Division of Hindmarsh
Australian House of Representatives Division
Hindmarsh (dark green) in the city of Adelaide
|Namesake||Sir John Hindmarsh|
|Area||78 km2 (30.1 sq mi)|
The Division of Hindmarsh is an Australian Electoral Division in South Australia covering the western suburbs of Adelaide. The 78 km² seat includes the suburbs of Adelaide Airport, Ascot Park, Brooklyn Park, Edwardstown, Fulham, Glenelg, Grange, Henley Beach, Kidman Park, Kurralta Park, Morphettville, Plympton, Richmond, Semaphore Park, Torrensville, West Beach and West Lakes. The seat has one of the highest proportions of citizens over the age of 65 in Australia. It has long been dominated by working-class families and aged pensioners, but it is now attracting new wealth to its seaside suburbs. The Adelaide Airport is located in the electorate, and noise pollution is a prominent local issue, besides the aged care needs of the relatively elderly population.
The division was one of the seven established when the former Division of South Australia was split on 2 October 1903 and is named after Sir John Hindmarsh, who was Governor of South Australia 1836-38. Prominent members for the electorate have included Norman Makin, who was Speaker in the Scullin government, and a cabinet minister in the Curtin and Chifley governments, and Clyde Cameron, who was a cabinet minister in the Whitlam Government. For many years, it was one of the safest Labor seats in the country, and was in Labor hands for all but three years from the 1903 election to the 1993 election. Until 1949, Hindmarsh included most of what is now the safe Labor seat of Port Adelaide.
However, from 1983 onward, it became increasingly less safe for Labor. The boundaries of the seat changed dramatically over time as it moved further south and west. A redistribution prior to the 1993 election reduced the Labor margin from an already marginal 5.3 percent two-party vote to a paper-thin one percent two-party vote when it absorbed most of the seaside suburbs that had previously been in nearby Hawker. Liberal MP Christine Gallus, the former member for Hawker, won Liberal preselection in Hindmarsh for the 1993 election and subsequently won the seat, becoming only the second non-Labor MP to win it. She won the seat for a total of four elections on a marginal result of less than two percent of the two-party vote each time, except for the 1996 election on a swing of 6.4 percent, technically making Hindmarsh a safe Liberal seat. Gallus held the seat for 11 years before retiring from politics.
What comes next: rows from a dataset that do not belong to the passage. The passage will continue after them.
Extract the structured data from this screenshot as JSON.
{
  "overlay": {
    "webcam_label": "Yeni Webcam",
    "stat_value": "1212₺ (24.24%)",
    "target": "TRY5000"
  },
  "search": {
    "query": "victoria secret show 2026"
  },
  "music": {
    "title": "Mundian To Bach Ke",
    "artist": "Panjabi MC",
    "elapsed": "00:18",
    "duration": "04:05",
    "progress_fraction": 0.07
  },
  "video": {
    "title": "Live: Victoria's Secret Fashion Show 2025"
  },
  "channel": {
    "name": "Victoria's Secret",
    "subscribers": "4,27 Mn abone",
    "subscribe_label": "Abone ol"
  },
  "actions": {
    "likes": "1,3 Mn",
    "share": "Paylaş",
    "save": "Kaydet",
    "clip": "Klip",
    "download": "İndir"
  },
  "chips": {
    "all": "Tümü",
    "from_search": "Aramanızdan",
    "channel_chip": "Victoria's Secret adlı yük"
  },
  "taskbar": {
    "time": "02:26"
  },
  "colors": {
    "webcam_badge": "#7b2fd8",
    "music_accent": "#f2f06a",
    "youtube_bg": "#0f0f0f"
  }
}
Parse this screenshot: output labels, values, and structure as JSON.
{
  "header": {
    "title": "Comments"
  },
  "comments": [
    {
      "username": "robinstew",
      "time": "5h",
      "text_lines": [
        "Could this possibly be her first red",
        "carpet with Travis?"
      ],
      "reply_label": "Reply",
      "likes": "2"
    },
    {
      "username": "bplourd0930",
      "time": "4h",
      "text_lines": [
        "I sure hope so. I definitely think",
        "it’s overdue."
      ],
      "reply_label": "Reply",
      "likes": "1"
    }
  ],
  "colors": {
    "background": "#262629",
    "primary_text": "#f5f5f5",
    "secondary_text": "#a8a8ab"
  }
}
Labor's Steve Georganas, who made spirited bids for the seat in 1998 and 2001, won the seat at the 2004 election on a razor-thin 0.06 percent margin from a one percent two-party swing. Georganas substantially increased his two-party margin above five percent at both the 2007 election and the 2010 election. Georganas was defeated in Hindmarsh at the 2013 election when Liberal Matt Williams became its third non-Labor member, and the first to oust a sitting Labor MP in the seat. Hindmarsh was the only seat in South Australia to change hands in 2013, and on a 1.9 percent two-party margin it is South Australia's most marginal seat.
South Australian Senator Nick Xenophon confirmed in December 2014 that by mid-2015 the Nick Xenophon Team party would announce candidates in the South Australian Liberal seats of Hindmarsh, Sturt and Mayo, along with seats in all states and territories, and preference against the government in the upper house, at the next federal election, with Xenophon citing the government's ambiguity on the Collins class submarine replacement project as motivation.
|Australian federal election, 2013: Hindmarsh|
|Family First||Bob Randall||2,883||3.05||+0.06|
|Palmer United||George Melissourgos||2,332||2.47||+2.47|
|Democratic Labour||David McCabe||834||0.88||+0.88|
|Katter's Australian||Kym McKay||599||0.63||+0.63|
|Total formal votes||94,523||95.12||+0.38|
|Liberal gain from Labor||Swing||+7.97|
- ABC profile for Hindmarsh: 2013
- AEC profile for Hindmarsh: 2013
- Poll Bludger profile for Hindmarsh: 2013
- The Australian Political Almanac, 1st edition, Peter Wilson, 2002, Hardie Grant Books